I am very pleased to announce that Sullivan's trade and export finance team has won its third significant trade finance award in 2019.
Topics: Trade & Export Finance
This week ITFA published its revised guidelines on CRR-compliant insurance policies. The guidelines were first published in 2016 to assist banks with navigating the complex rules for credit risk mitigation that apply to non-payment insurance policies.
Sullivan's London insurance team is very pleased to have worked with ITFA to update the guidelines to reflect recent regulatory developments, including the Prudential Regulation Authority's policy statement on the use of certain types of credit risk mitigation (published in March of this year).
ITFA has published "A guide to accounting and legal issues under IFRS 9 for the trade receivables and supply chain finance industry."
These are ITFA's first set of guidelines on the standards aimed solely at the trade and supply chain finance industry, since the International Accounting Standards Board (IASB) issued IFRS 9, which came into force on January 1, 2018.
International financial services association BAFT (the Bankers Association for Finance & Trade), together with ITFA (the International Trade and Forfaiting Association) have published an updated New York law Master Participation Agreement (NY MPA) and associated guidelines.

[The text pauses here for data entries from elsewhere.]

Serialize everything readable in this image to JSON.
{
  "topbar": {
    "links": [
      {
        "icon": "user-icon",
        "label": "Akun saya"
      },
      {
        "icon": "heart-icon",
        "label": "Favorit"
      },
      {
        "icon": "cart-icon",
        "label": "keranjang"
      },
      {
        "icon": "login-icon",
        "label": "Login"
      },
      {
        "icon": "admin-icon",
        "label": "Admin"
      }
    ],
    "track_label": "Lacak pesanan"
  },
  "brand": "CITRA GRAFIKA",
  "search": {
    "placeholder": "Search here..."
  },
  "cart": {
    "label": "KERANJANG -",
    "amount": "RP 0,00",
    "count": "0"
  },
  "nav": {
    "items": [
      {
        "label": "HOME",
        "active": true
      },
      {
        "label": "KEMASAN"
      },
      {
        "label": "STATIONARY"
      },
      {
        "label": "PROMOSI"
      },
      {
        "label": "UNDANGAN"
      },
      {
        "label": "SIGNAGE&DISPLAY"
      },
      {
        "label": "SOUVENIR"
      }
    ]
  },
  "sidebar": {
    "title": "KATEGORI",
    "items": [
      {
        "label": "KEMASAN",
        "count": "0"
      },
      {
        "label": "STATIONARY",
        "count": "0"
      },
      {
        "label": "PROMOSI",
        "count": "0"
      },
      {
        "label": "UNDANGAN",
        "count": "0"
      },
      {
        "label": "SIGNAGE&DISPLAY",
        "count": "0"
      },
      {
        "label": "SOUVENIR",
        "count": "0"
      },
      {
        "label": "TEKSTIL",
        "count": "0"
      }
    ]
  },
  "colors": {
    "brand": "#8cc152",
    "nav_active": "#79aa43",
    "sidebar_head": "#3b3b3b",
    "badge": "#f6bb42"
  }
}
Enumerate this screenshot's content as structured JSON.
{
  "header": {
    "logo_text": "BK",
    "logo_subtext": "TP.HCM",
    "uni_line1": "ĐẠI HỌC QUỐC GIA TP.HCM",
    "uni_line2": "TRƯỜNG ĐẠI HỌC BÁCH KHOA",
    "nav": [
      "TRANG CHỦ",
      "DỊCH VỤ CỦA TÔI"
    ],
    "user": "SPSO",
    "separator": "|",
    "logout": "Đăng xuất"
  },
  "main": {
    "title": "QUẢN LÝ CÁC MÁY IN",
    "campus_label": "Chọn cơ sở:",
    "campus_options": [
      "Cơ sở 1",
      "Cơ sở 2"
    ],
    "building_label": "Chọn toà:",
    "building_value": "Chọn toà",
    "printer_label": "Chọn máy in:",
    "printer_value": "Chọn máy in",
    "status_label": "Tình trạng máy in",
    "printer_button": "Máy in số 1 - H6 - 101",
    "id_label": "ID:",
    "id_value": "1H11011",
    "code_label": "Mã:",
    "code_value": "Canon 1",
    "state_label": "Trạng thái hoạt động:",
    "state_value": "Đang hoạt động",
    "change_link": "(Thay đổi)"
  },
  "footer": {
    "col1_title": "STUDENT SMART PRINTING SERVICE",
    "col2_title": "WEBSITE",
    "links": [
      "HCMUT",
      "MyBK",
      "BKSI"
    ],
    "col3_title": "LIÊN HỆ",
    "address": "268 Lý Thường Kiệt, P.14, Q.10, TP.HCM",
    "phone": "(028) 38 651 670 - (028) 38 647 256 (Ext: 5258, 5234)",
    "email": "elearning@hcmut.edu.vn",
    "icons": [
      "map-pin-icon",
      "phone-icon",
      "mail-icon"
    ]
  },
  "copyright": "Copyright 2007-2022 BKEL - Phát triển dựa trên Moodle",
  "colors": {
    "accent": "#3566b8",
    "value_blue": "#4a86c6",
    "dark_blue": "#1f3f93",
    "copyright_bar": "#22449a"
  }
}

BAFT, together with ITFA, put together a working group of experts to review the existing form and identify changes based on current market practice.
by Amanda Montano and Alexander Swayne
Sullivan is pleased to have been named "Best Trade Finance Law Firm" 2019 by leading trade finance publication Global Trade Review (GTR) at its annual Leaders in Trade awards, held on 2 May 2019 in London.
The Leaders in Trade awards highlight excellence in the trade, commodity, supply chain and export finance and fintech markets.
International law firm Sullivan & Worcester LLP has today unveiled a dynamic new brand and logo.
The firm will now be known as "Sullivan" and, in conjunction with the name change, has revealed a bold, striking logo intended to graphically symbolise the forward-thinking and creative approach that the firm brings to client matters.
"Sullivan has always been a firm of innovative and strategic thinkers with a keen focus on getting positive outcomes for our clients. Our new brand and logo capture our firm’s energy," said Joel Carpenter, managing partner of Sullivan.
Today the Prudential Regulation Authority (PRA) has published a Policy Statement (PS 8/19) and updated Supervisory Statement (17/13 “Credit Risk Mitigation”, which will come into force on 13 September 2019) in relation to the use of different types of guarantees as unfunded credit risk mitigation (CRM) for the purposes of calculating capital requirements under the Capital Requirements Regulation (575/2013) (CRR).
By Sam Fowler-Holmes and Fiona Luong
UK companies who are trading or are considering trading with Iran may now face potential criminal penalties for breaching the EU Blocking Statute, underscoring the need to carry out due diligence in order to best manage their risk profile. This includes:
- assessing whether any authorisations are required from either the US or EU in relation to current and future business activities (e.g. by obtaining the EU Commission’s authorisation to comply with specified US extraterritorial sanctions); and
- weighing up the risks associated with breaching US extraterritorial sanctions against those of breaching the EU Blocking Statute and updating internal policies, protocols, and business plans (where appropriate).
This may cause problems for parties who will be caught between US sanctions and UK/EU requirements.
by Amanda Montano and Judith Abanto
Kicking off the monthly Breakfast Seminar series for 2019, Sullivan’s London partner Mark Norris gave a presentation on the key compliance risks faced by trade and project finance practitioners.
Putting the need for compliance in context, he reported that the World Bank and the OECD estimate that bribery, tax evasion and corruption are responsible for revenue losses in the billions, particularly in poorer economies.
By Hannah Fearn
I recently had the pleasure of attending the 2019 BAFT Europe Bank to Bank Forum in London. The well-attended event included many highly informative panel talks covering a range of topics, but with a particular focus on the future of trade finance.
Highlights included a discussion on the challenges facing the digitisation of trade (including legal and regulatory hurdles) and insights into how banks manage liquidity in the era of instant payments. BAFT took advantage of technology to make the sessions as interactive as possible, with delegates able to use their phones to participate in live polls and Q&As.